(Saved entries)

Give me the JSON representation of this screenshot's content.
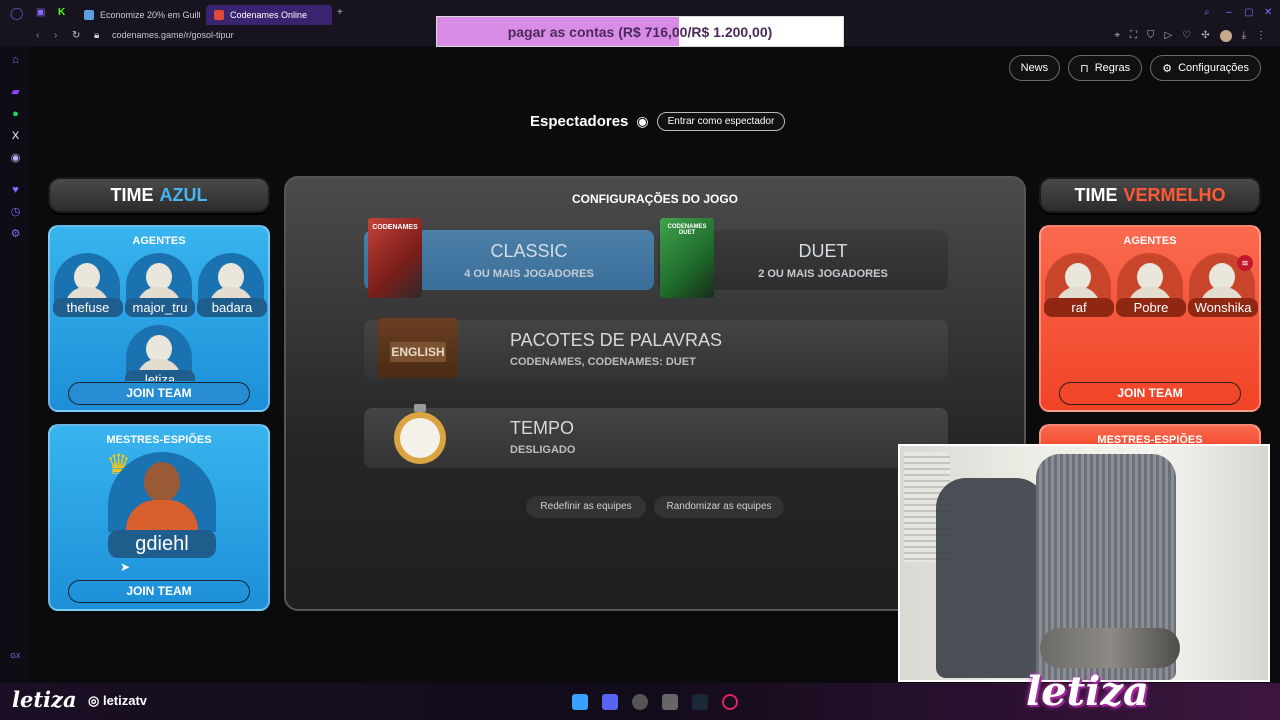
{
  "browser": {
    "tabs": [
      {
        "label": "Economize 20% em Guilty",
        "active": false
      },
      {
        "label": "Codenames Online",
        "active": true
      }
    ],
    "new_tab": "+",
    "url": "codenames.game/r/gosol-tipur"
  },
  "overlay": {
    "goal_text": "pagar as contas (R$ 716,00/R$ 1.200,00)",
    "progress": 0.5967,
    "color": "#d98ce6"
  },
  "topbar": {
    "news": "News",
    "rules": "Regras",
    "settings": "Configurações"
  },
  "spectators": {
    "title": "Espectadores",
    "join": "Entrar como espectador"
  },
  "blue_team": {
    "header_prefix": "TIME",
    "header_color_word": "AZUL",
    "agents_title": "AGENTES",
    "agents": [
      "thefuse",
      "major_tru",
      "badara",
      "letiza"
    ],
    "join": "JOIN TEAM",
    "spymasters_title": "MESTRES-ESPIÕES",
    "spymaster": "gdiehl",
    "join2": "JOIN TEAM",
    "color": "#45b6f2"
  },
  "red_team": {
    "header_prefix": "TIME",
    "header_color_word": "VERMELHO",
    "agents_title": "AGENTES",
    "agents": [
      "raf",
      "Pobre",
      "Wonshika"
    ],
    "join": "JOIN TEAM",
    "spymasters_title": "MESTRES-ESPIÕES",
    "color": "#ff5a35"
  },
  "game_settings": {
    "title": "CONFIGURAÇÕES DO JOGO",
    "classic_box": "CODENAMES",
    "duet_box": "CODENAMES DUET",
    "classic": {
      "name": "CLASSIC",
      "sub": "4 OU MAIS JOGADORES"
    },
    "duet": {
      "name": "DUET",
      "sub": "2 OU MAIS JOGADORES"
    },
    "packs": {
      "title": "PACOTES DE PALAVRAS",
      "sub": "CODENAMES, CODENAMES: DUET",
      "badge": "ENGLISH"
    },
    "timer": {
      "title": "TEMPO",
      "sub": "DESLIGADO"
    },
    "reset_teams": "Redefinir as equipes",
    "randomize_teams": "Randomizar as equipes"
  },
  "stream": {
    "brand": "letiza",
    "handle": "letizatv",
    "brand_big": "letiza"
  }
}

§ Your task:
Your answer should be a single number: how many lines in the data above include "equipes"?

§ Task result:
2